More help for healthy eating

Resources and references

General information on nutrition for kids

The Food Guide Pyramid Becomes a Plate – Article aimed at kids explains exactly how much of each food group children need to eat to stay healthy. (Kids Health)

10 Tips for Picky Eaters – Practical tips to avoid mealtime battles. (Mayo Clinic)

The Stay-Trim Family Diet – This article talks about common eating pitfalls and what you can do to help your family avoid them. (Delicious Living magazine)

Healthy eating for toddlers and young children

Healthy Eating, Part II and Healthy Eating, Part III – How to differentiate healthy from unhealthy choices for children, and the five greatest motivators for preschool children to eat healthy foods. (DrGreene.com)

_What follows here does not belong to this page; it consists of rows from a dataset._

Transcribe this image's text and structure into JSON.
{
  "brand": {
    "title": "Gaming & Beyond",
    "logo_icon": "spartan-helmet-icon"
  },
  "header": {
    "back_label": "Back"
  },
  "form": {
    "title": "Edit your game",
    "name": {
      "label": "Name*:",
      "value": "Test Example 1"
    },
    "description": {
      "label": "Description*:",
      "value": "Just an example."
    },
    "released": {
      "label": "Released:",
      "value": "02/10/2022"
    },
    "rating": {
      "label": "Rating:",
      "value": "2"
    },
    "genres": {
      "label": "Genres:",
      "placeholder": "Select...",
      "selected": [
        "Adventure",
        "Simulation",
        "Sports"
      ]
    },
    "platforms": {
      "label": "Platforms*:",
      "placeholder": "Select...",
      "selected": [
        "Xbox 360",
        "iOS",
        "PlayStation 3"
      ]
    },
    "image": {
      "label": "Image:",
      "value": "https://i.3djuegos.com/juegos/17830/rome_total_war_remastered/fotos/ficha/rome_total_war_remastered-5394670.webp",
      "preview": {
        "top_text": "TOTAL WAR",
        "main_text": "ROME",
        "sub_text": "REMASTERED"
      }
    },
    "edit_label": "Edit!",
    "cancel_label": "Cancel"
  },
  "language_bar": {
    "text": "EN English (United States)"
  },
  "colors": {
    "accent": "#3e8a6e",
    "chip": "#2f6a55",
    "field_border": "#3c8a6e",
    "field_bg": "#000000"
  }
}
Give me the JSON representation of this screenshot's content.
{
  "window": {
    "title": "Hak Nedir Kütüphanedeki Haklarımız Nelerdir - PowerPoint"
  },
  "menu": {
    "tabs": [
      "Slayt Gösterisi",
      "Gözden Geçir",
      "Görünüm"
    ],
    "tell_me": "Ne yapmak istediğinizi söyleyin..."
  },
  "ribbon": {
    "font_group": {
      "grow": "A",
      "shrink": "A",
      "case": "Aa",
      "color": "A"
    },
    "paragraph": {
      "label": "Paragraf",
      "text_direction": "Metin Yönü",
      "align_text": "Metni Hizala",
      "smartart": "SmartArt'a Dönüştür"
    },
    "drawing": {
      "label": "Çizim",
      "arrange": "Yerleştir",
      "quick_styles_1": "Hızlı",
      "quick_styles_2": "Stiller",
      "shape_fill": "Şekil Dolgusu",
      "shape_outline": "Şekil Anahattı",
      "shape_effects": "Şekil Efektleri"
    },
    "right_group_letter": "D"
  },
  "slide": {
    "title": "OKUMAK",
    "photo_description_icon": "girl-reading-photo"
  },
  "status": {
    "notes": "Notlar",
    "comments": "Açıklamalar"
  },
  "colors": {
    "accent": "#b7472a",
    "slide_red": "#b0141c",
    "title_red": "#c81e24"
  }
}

Eating Tips for Children: Young Toddlers – Parental concerns and unique challenges of feeding toddlers. (Better Health/Victoria, Australia)

Eating Tips for Children: Older Toddlers – Tips to get finicky eaters on the right track. (Better Health/Victoria, Australia)

Nutrition for school-age kids

Eating Tips for Children: Primary School – The importance of breakfast, dealing with peer pressure around food, exercise and snack ideas. (Better Health/Victoria, Australia)

Early Childhood and School Age – Very detailed information on nutritional needs of children. (George Mateljan Foundation)

Nutrition for Kids: Guidelines for a Healthy Diet – Offers exact nutritional needs for different age groups and genders. (Mayo Clinic)

School Lunches– Suggestions for helping kids make better cafeteria choices; ideas for packed lunches that satisfy and taste and nutrition concerns. (Nemours Foundation)

Healthy eating for preteens and teenagers

What’s the Right Weight for Me? – A child’s guide to understanding body type, calories, exercise, and how to maintain optimal weight. (Kids Health)

Healthy Eating For Teens – Good summary of nutritional needs of teenagers, including a chart of recommended servings of different food groups. (Nutrition.com.sg)

Kids and junk food

Junk Food vs. Healthy Nutrition for Children – How to help your child maintain a healthy diet, regardless of adverse influences. (MedicineNet)

GMOs and pesticides

GMO Facts – Frequently asked questions on the use and safety of GMOs. (Non GMO Project)

Where GMOs hide in your food – Details tests that found GMOs in many packaged foods—including those labeled 'natural.' (Consumer Reports)

The Problem with Pesticides – Examines some of the potential health effects of pesticides. (Toxics Action Center)

Authors: Maya W. Paul, Jeanne Segal Ph.D., and Lawrence Robinson. Last updated: October 2016.